- What you are asked to do: To complete this task, print all the data below exactly but leave out the images.

- Given entries:
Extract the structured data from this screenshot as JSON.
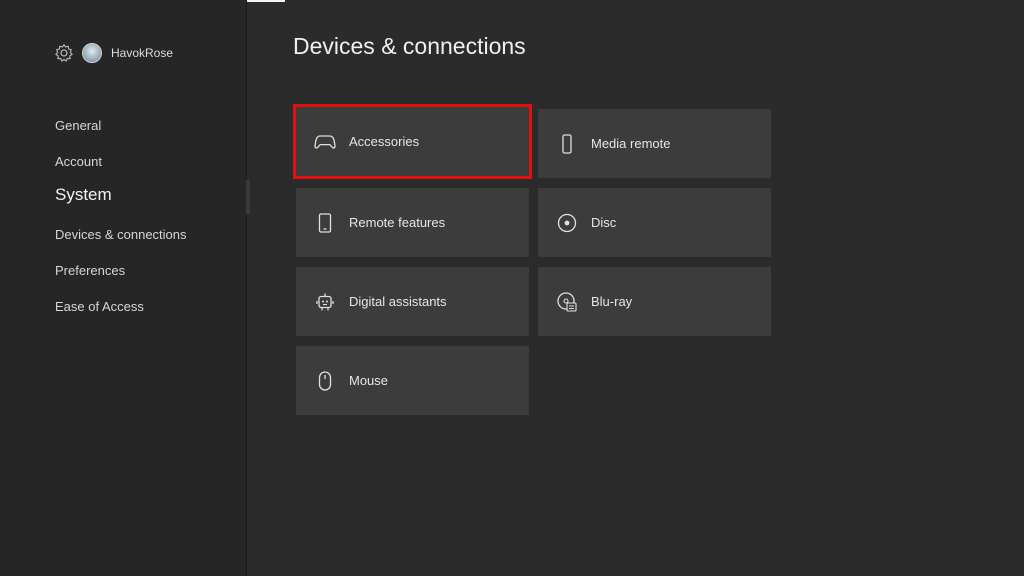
{
  "profile": {
    "username": "HavokRose"
  },
  "sidebar": {
    "items": [
      {
        "label": "General"
      },
      {
        "label": "Account"
      },
      {
        "label": "System"
      },
      {
        "label": "Devices & connections"
      },
      {
        "label": "Preferences"
      },
      {
        "label": "Ease of Access"
      }
    ]
  },
  "main": {
    "title": "Devices & connections",
    "tiles": [
      {
        "label": "Accessories",
        "icon": "controller-icon",
        "selected": true
      },
      {
        "label": "Media remote",
        "icon": "remote-icon"
      },
      {
        "label": "Remote features",
        "icon": "phone-icon"
      },
      {
        "label": "Disc",
        "icon": "disc-icon"
      },
      {
        "label": "Digital assistants",
        "icon": "assistant-icon"
      },
      {
        "label": "Blu-ray",
        "icon": "bluray-icon"
      },
      {
        "label": "Mouse",
        "icon": "mouse-icon"
      }
    ]
  },
  "colors": {
    "selection_outline": "#e01010",
    "tile_background": "#3c3c3c",
    "background": "#2b2b2b"
  }
}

- Response:
Extract the structured data from this screenshot as JSON.
{
  "profile": {
    "username": "HavokRose"
  },
  "sidebar": {
    "items": [
      {
        "label": "General"
      },
      {
        "label": "Account"
      },
      {
        "label": "System"
      },
      {
        "label": "Devices & connections"
      },
      {
        "label": "Preferences"
      },
      {
        "label": "Ease of Access"
      }
    ]
  },
  "main": {
    "title": "Devices & connections",
    "tiles": [
      {
        "label": "Accessories",
        "icon": "controller-icon",
        "selected": true
      },
      {
        "label": "Media remote",
        "icon": "remote-icon"
      },
      {
        "label": "Remote features",
        "icon": "phone-icon"
      },
      {
        "label": "Disc",
        "icon": "disc-icon"
      },
      {
        "label": "Digital assistants",
        "icon": "assistant-icon"
      },
      {
        "label": "Blu-ray",
        "icon": "bluray-icon"
      },
      {
        "label": "Mouse",
        "icon": "mouse-icon"
      }
    ]
  },
  "colors": {
    "selection_outline": "#e01010",
    "tile_background": "#3c3c3c",
    "background": "#2b2b2b"
  }
}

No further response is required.